There seems to be an ever-enlarging segment of our population that is becoming more food savvy. They want to know where their food comes from, what ingredients are included, how to get more involved, and how to become more self-reliant. The do-it-yourself food movement is looking for ways even a kitchen klutz can make their own food.
Cheese seems to be food that is being swept along with this movement. It is awesome to read about how many artisan cheesemakers are developing a following across the United States; not just cheesemakers, but GREAT cheesemakers!
So, this NY Times article seemed to be right in stride with a more personal focus on food.
A couple of months ago Voyageur Press invited me to review an advance copy of a book written by Janet Hurst. It, too, seems to be riding the crest of this self-sufficiency, DIY wave of interest.
The title of Janet's book is “Homemade Cheese: Recipes for 50 Cheeses from Artisan Cheesemakers,” but this book includes so much more than recipes. My first impression was delight. Just flipping through the pages, taking in all the gorgeous color photographs that Janet included in her book, was a visual feast!
Since becoming intrigued with artisan cheese, I’ve often used “Home Cheese Making” by Ricki Caroll as my resource. It will remain a valued book in my library. Structured more like a manual, it has excellent cheesemaking recipes and provides a lot of ways to use the cheese, and a resource section telling where to get equipment and supplies. Janet Hurst even mentions Ricki as Queen of Cheese, and honors her as an inspiration and mentor.

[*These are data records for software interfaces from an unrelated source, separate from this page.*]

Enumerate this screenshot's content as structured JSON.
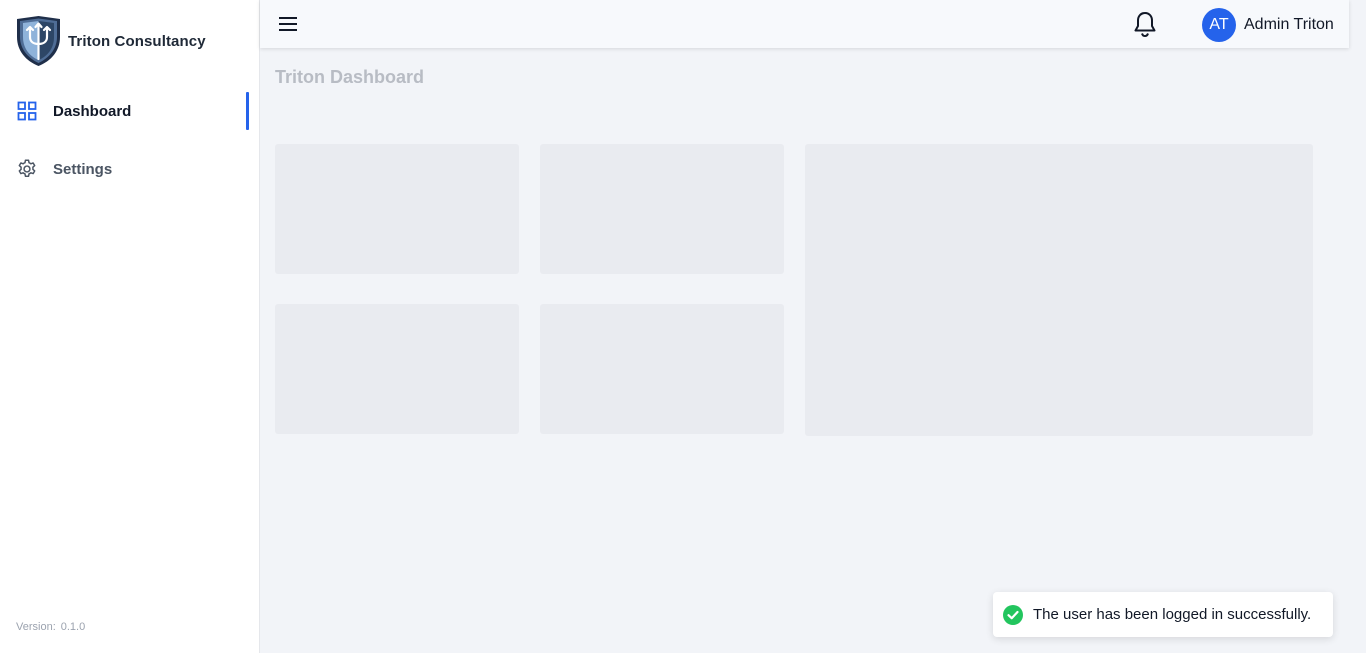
{
  "brand": {
    "name": "Triton Consultancy",
    "logo": "shield-trident-logo"
  },
  "sidebar": {
    "items": [
      {
        "label": "Dashboard",
        "icon": "grid-icon",
        "active": true
      },
      {
        "label": "Settings",
        "icon": "gear-icon",
        "active": false
      }
    ],
    "version_label": "Version:",
    "version_value": "0.1.0"
  },
  "topbar": {
    "menu_icon": "hamburger-icon",
    "bell_icon": "bell-icon",
    "user": {
      "initials": "AT",
      "name": "Admin Triton"
    }
  },
  "main": {
    "title": "Triton Dashboard"
  },
  "toast": {
    "message": "The user has been logged in successfully.",
    "icon": "check-circle-icon"
  },
  "colors": {
    "accent": "#2563eb",
    "success": "#22c55e",
    "background": "#f2f4f8",
    "skeleton": "#e9ebf0"
  }
}
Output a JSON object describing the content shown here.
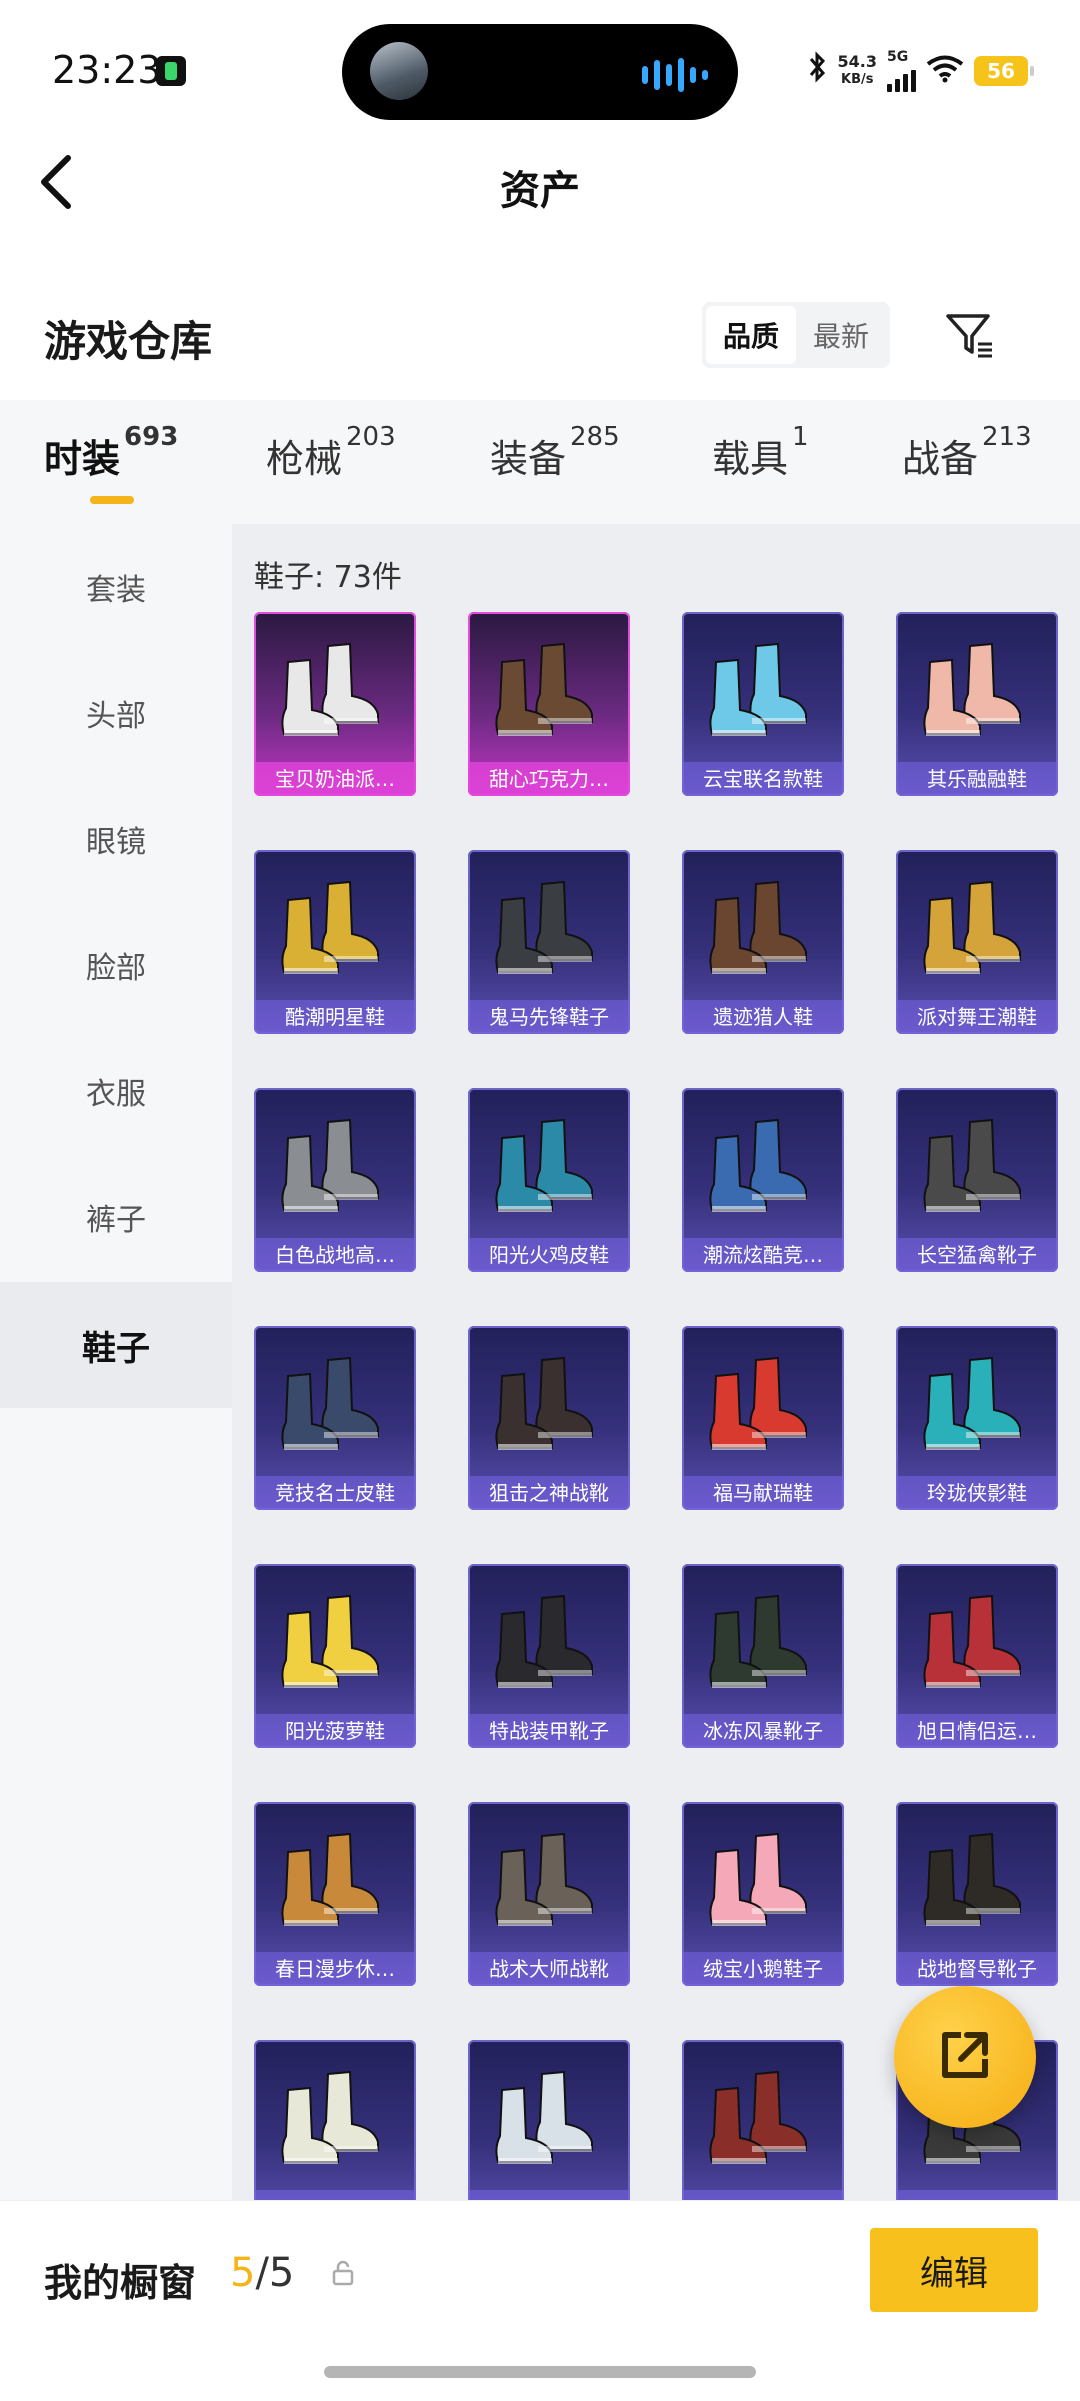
{
  "status_bar": {
    "time": "23:23",
    "net_speed_value": "54.3",
    "net_speed_unit": "KB/s",
    "network_type": "5G",
    "battery": "56"
  },
  "header": {
    "title": "资产"
  },
  "section": {
    "title": "游戏仓库",
    "sort_options": [
      "品质",
      "最新"
    ],
    "sort_selected": "品质"
  },
  "categories": [
    {
      "label": "时装",
      "count": "693",
      "active": true
    },
    {
      "label": "枪械",
      "count": "203"
    },
    {
      "label": "装备",
      "count": "285"
    },
    {
      "label": "载具",
      "count": "1"
    },
    {
      "label": "战备",
      "count": "213"
    }
  ],
  "sidebar": {
    "items": [
      "套装",
      "头部",
      "眼镜",
      "脸部",
      "衣服",
      "裤子",
      "鞋子"
    ],
    "active": "鞋子"
  },
  "grid": {
    "label": "鞋子: 73件",
    "items": [
      {
        "name": "宝贝奶油派…",
        "rarity": "legendary",
        "color": "#e8e8e8"
      },
      {
        "name": "甜心巧克力…",
        "rarity": "legendary",
        "color": "#6b4a34"
      },
      {
        "name": "云宝联名款鞋",
        "rarity": "epic",
        "color": "#6ec8e8"
      },
      {
        "name": "其乐融融鞋",
        "rarity": "epic",
        "color": "#f0b8a8"
      },
      {
        "name": "酷潮明星鞋",
        "rarity": "epic",
        "color": "#d9b034"
      },
      {
        "name": "鬼马先锋鞋子",
        "rarity": "epic",
        "color": "#3a3d42"
      },
      {
        "name": "遗迹猎人鞋",
        "rarity": "epic",
        "color": "#6a4530"
      },
      {
        "name": "派对舞王潮鞋",
        "rarity": "epic",
        "color": "#d4a33a"
      },
      {
        "name": "白色战地高…",
        "rarity": "epic",
        "color": "#8a8d92"
      },
      {
        "name": "阳光火鸡皮鞋",
        "rarity": "epic",
        "color": "#2a8aa8"
      },
      {
        "name": "潮流炫酷竞…",
        "rarity": "epic",
        "color": "#3a6ab0"
      },
      {
        "name": "长空猛禽靴子",
        "rarity": "epic",
        "color": "#4a4a4a"
      },
      {
        "name": "竞技名士皮鞋",
        "rarity": "epic",
        "color": "#3a4a6a"
      },
      {
        "name": "狙击之神战靴",
        "rarity": "epic",
        "color": "#3a3030"
      },
      {
        "name": "福马献瑞鞋",
        "rarity": "epic",
        "color": "#d83a30"
      },
      {
        "name": "玲珑侠影鞋",
        "rarity": "epic",
        "color": "#2ab0b8"
      },
      {
        "name": "阳光菠萝鞋",
        "rarity": "epic",
        "color": "#f0d040"
      },
      {
        "name": "特战装甲靴子",
        "rarity": "epic",
        "color": "#2a2a2e"
      },
      {
        "name": "冰冻风暴靴子",
        "rarity": "epic",
        "color": "#2e3a30"
      },
      {
        "name": "旭日情侣运…",
        "rarity": "epic",
        "color": "#b83038"
      },
      {
        "name": "春日漫步休…",
        "rarity": "epic",
        "color": "#c88a3a"
      },
      {
        "name": "战术大师战靴",
        "rarity": "epic",
        "color": "#6a6258"
      },
      {
        "name": "绒宝小鹅鞋子",
        "rarity": "epic",
        "color": "#f4a8b8"
      },
      {
        "name": "战地督导靴子",
        "rarity": "epic",
        "color": "#2e2a26"
      },
      {
        "name": "",
        "rarity": "epic",
        "color": "#e8e8d8"
      },
      {
        "name": "",
        "rarity": "epic",
        "color": "#d8e0e8"
      },
      {
        "name": "",
        "rarity": "epic",
        "color": "#8a2e2a"
      },
      {
        "name": "",
        "rarity": "epic",
        "color": "#3a3a3a"
      }
    ]
  },
  "bottom": {
    "label": "我的橱窗",
    "count_current": "5",
    "count_total": "/5",
    "edit_label": "编辑"
  }
}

Janet, however, presents a different approach. She includes easy-to-follow steps for cheesemaking, but additionally provides insight into the lives and production of twenty artisan cheesemakers who work their farms, dairies, creameries and take pride in their animals, their cheese, and their accomplishment. At the back of this book is a wealth of resources and websites to reference. I’m a visual freak, so I relished the abundance of photographs of animals, farms, cheesemakers, cheese, and prepared dishes.
I responded readily to Janet’s book because it is so friendly, simple to follow, attractive to the eye, well researched and has a very personal touch. It’s like sitting down with her and, over a cup of coffee and a plate of hot out of the oven scones, having her share all of these wonderful experiences. Her passion for cheese is evident.
Janet writes from a background of 20 years of having a farm and goats and growing vegetables and making cheese. She’s still making cheese in her kitchen in Missouri, when she isn’t speaking to groups, teaching how to make cheese, freelance writing about cheese and food, and promoting her book.
Below I’ve included the link to Janet’s blog and her website. Her book is published by Voyageur Press, and is currently available for purchase for $19.95.
I wholeheartedly recommend you get your hands on a copy of “Homemade Cheese: Recipes for 50 Cheeses from Artisan Cheesemakers” and keep it within reach. It will provide you with wonderful ways you can make your own cheese in your own kitchen, and have fun doing it!